"Our study shows that antibiotic resistance is hard-wired into bacteria. It could be billions of years old, but we have only been trying to understand it for the last 70 years," says Gerry Wright, scientific director of the Michael G. DeGroote Institute for Infectious Disease Research. "This has important clinical implications. It suggests that there are far more antibiotics in the environment that could be found and used to treat currently untreatable infections."

Resistance to antibiotics is a growing worldwide concern, with much of the resistance attributed to the over-use of antibiotics in humans and animals, and heavy use in agriculture. Antibacterial-resistant strains, or "superbugs," now contribute to a number of diseases that were traditionally well-controlled. The implications of this discovery could mean that a new breed of antibiotics could emerge to fight off an increasing number of infections.

Source: McMaster University

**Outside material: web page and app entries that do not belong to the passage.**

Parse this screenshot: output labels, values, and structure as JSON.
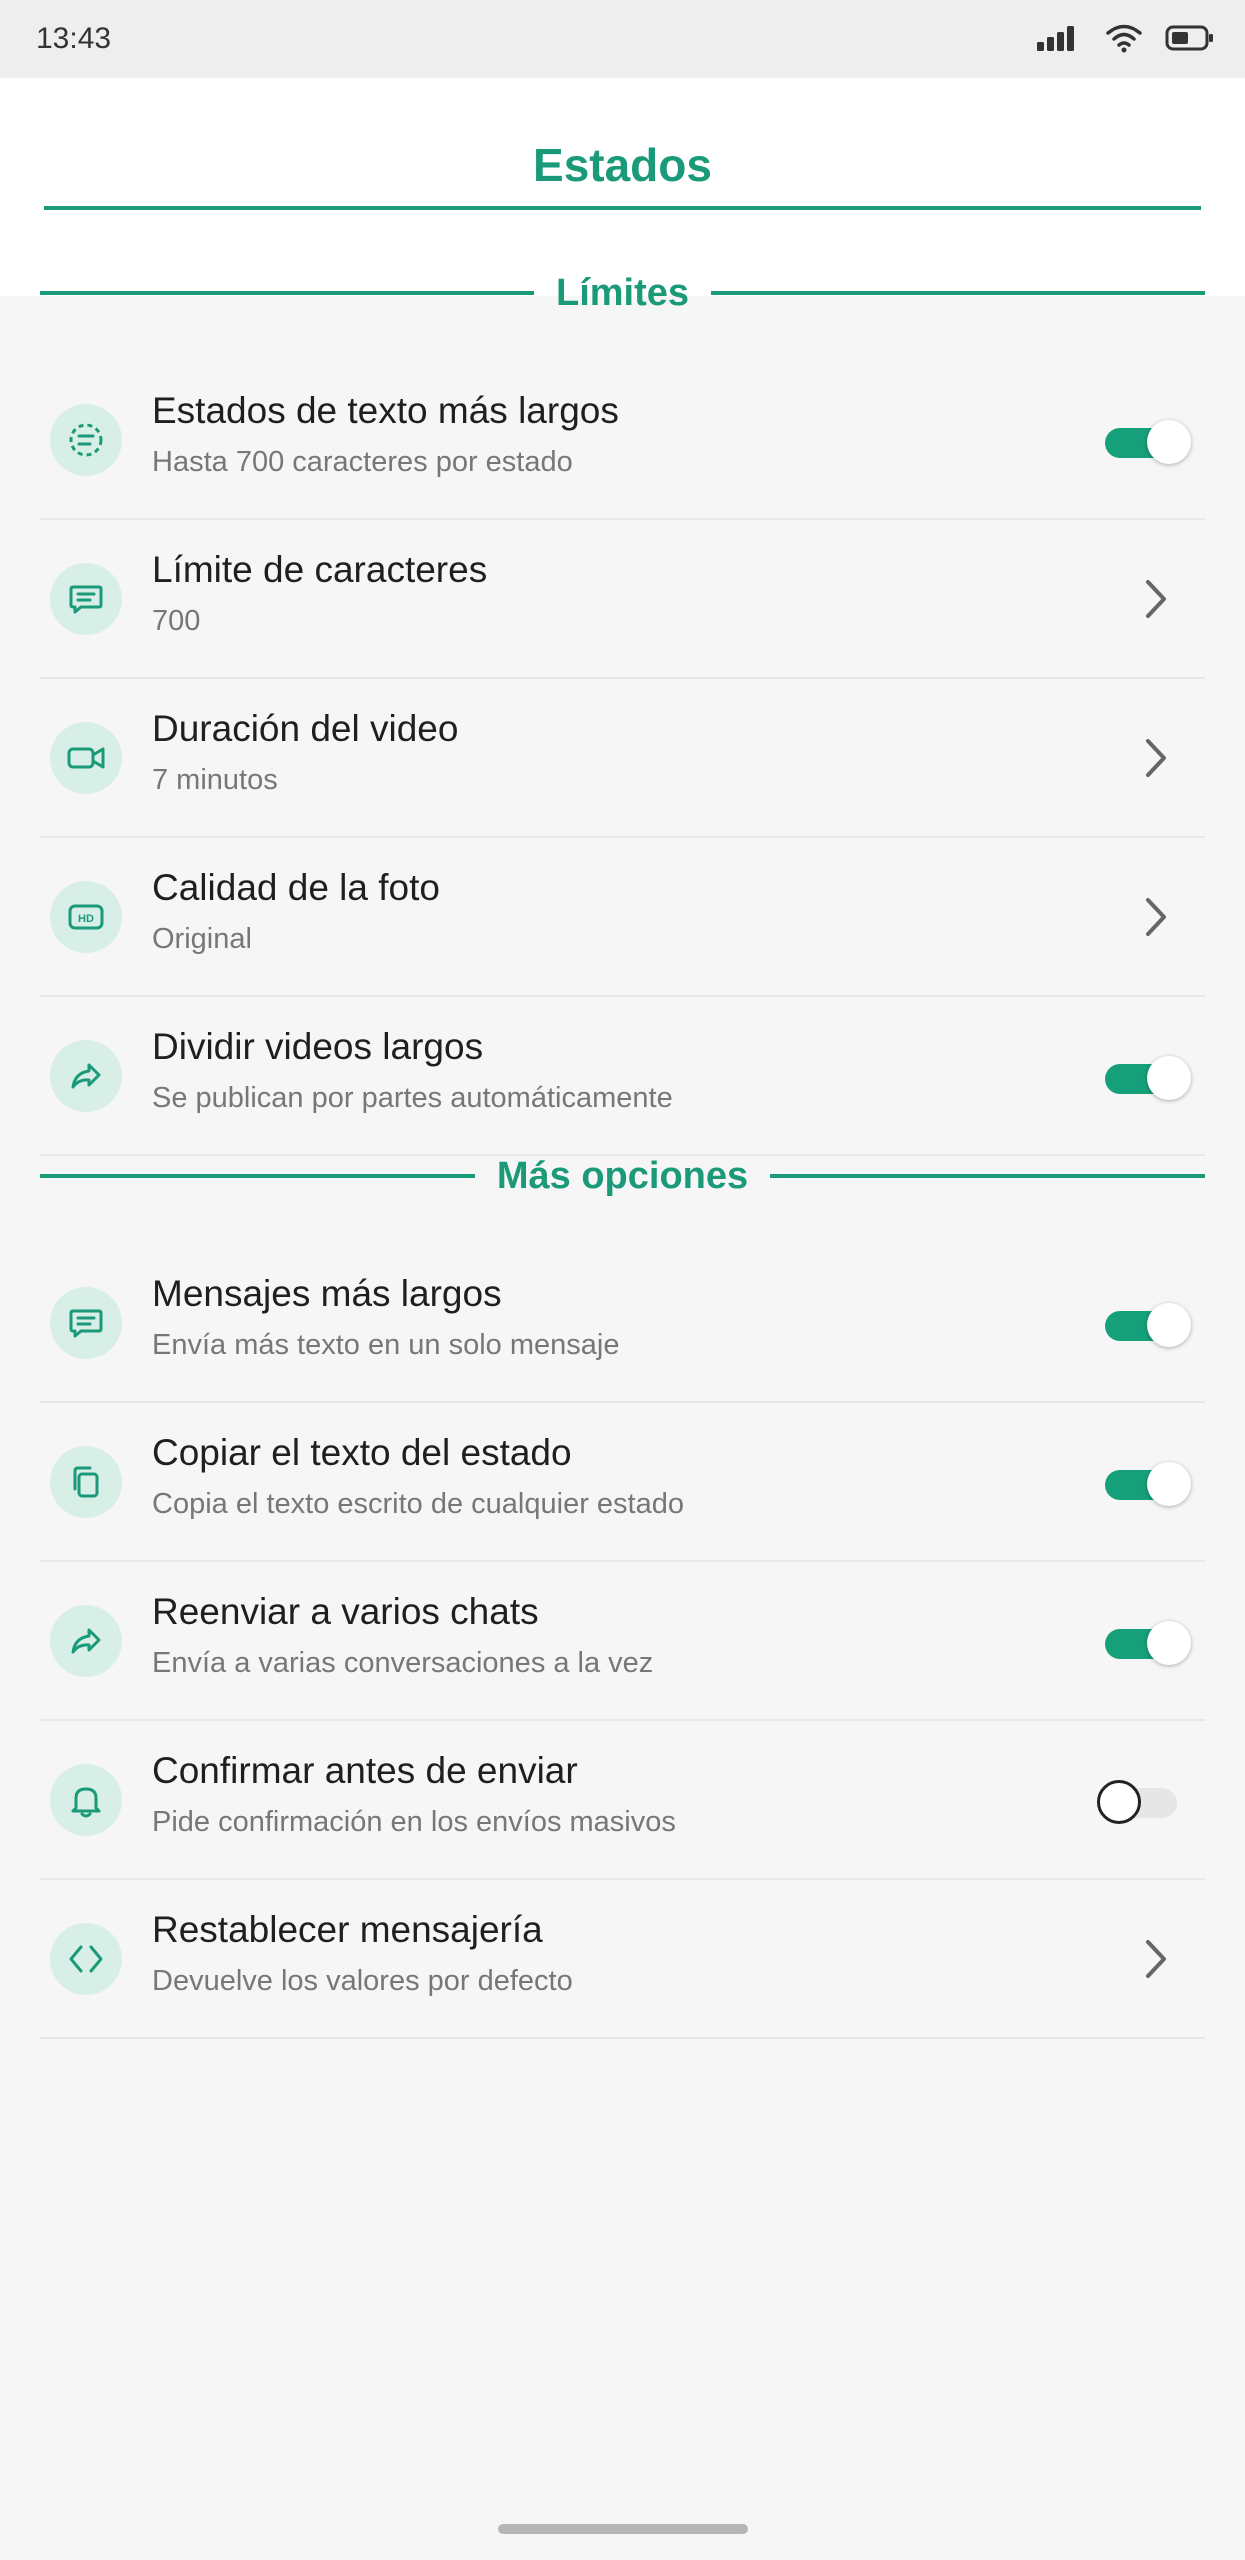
{
  "status_bar": {
    "time": "13:43",
    "icons": [
      "signal-icon",
      "wifi-icon",
      "battery-icon"
    ]
  },
  "header": {
    "title": "Estados"
  },
  "sections": [
    {
      "label": "Límites"
    },
    {
      "label": "Más opciones"
    }
  ],
  "rows": [
    {
      "title": "Estados de texto más largos",
      "subtitle": "Hasta 700 caracteres por estado",
      "control": "toggle",
      "on": true,
      "icon": "dashed-circle-text-icon"
    },
    {
      "title": "Límite de caracteres",
      "subtitle": "700",
      "control": "chevron",
      "icon": "chat-bubble-icon"
    },
    {
      "title": "Duración del video",
      "subtitle": "7 minutos",
      "control": "chevron",
      "icon": "video-camera-icon"
    },
    {
      "title": "Calidad de la foto",
      "subtitle": "Original",
      "control": "chevron",
      "icon": "hd-icon"
    },
    {
      "title": "Dividir videos largos",
      "subtitle": "Se publican por partes automáticamente",
      "control": "toggle",
      "on": true,
      "icon": "share-arrow-icon"
    },
    {
      "title": "Mensajes más largos",
      "subtitle": "Envía más texto en un solo mensaje",
      "control": "toggle",
      "on": true,
      "icon": "chat-bubble-icon"
    },
    {
      "title": "Copiar el texto del estado",
      "subtitle": "Copia el texto escrito de cualquier estado",
      "control": "toggle",
      "on": true,
      "icon": "copy-icon"
    },
    {
      "title": "Reenviar a varios chats",
      "subtitle": "Envía a varias conversaciones a la vez",
      "control": "toggle",
      "on": true,
      "icon": "share-arrow-icon"
    },
    {
      "title": "Confirmar antes de enviar",
      "subtitle": "Pide confirmación en los envíos masivos",
      "control": "toggle",
      "on": false,
      "icon": "bell-icon"
    },
    {
      "title": "Restablecer mensajería",
      "subtitle": "Devuelve los valores por defecto",
      "control": "chevron",
      "icon": "code-brackets-icon"
    }
  ],
  "colors": {
    "accent": "#1a9a79",
    "icon_bg": "#d7efe6",
    "toggle_on": "#16a07a",
    "background": "#f6f6f6"
  }
}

People act like bacteria develop resistance to antibiotics. If .01% of a the population of the bacteria infecting a man is immune to the penicillin he took until he was feeling better because he reduced the bacteria's population back by 90% the penicillin immune bacteria is now .1% ignoring the fact that the penicillin immune bacteria will be reproducing at a greater rate than the non-immune population because of lingering penicillin in the body when the man starts feeling ill again he finishes the bottle and again knocks the bacteria population back by 90% the penicillin immune strain is now 1% of the population. the man now sneezes on a coworker who is no better at taking his pills than the first man. pretty soon most of the bacteria is immune to penicillin.
Leeyong Yang
So, this man takes antibiotics. He isolates himself for treatment. He takes the recommended amount over the recommended time to maximize it's effect. His body takes care of the rest. That's how it's suppose to work. By not doing this, you are helping bacteria develop resistance to antibiotics.
When they say the bacteria is developing a resistance to the antibiotics, there are two easy ways to understand this.
The theory of evolution is one way. This is pretty much what you are describing. The problem here is that extinction beats evolution and that's what the antibiotics are for. They are the shock troops and your immune system is the clean up crew.
The second way is that they ACTUALLY develop a resistance to antibiotics. Ever hear of "What doesn't kill you makes you stronger"? It's like a person going out and taking any kind poison. The right dosage or more will kill a person, but not enough might only make them sick. Now the person RECOVERS from that poison. Rinse and repeat. That person has developed a resistance to that kind of poison. So, if you don't actually kill all the bacteria that are affected by those antibiotics, they recover and develop resistance.
That's why if you do plan on taking antibiotics, make sure you follow through. By not taking those antibiotics, your body will eventually take care of the bacteria itself anyways, but it will take a longer time. You might even develop a resistance yourself and will be able to recover faster the next time.
re; Leeyong Yang
I was not suggesting evolution just changing the population numbers between 2 strains of bacteria.
The problem with your way is that it does not pass the resistance on to its offspring, and while taking small doses of certain poisons can increase your tolerance to the poison it make you weaker over all.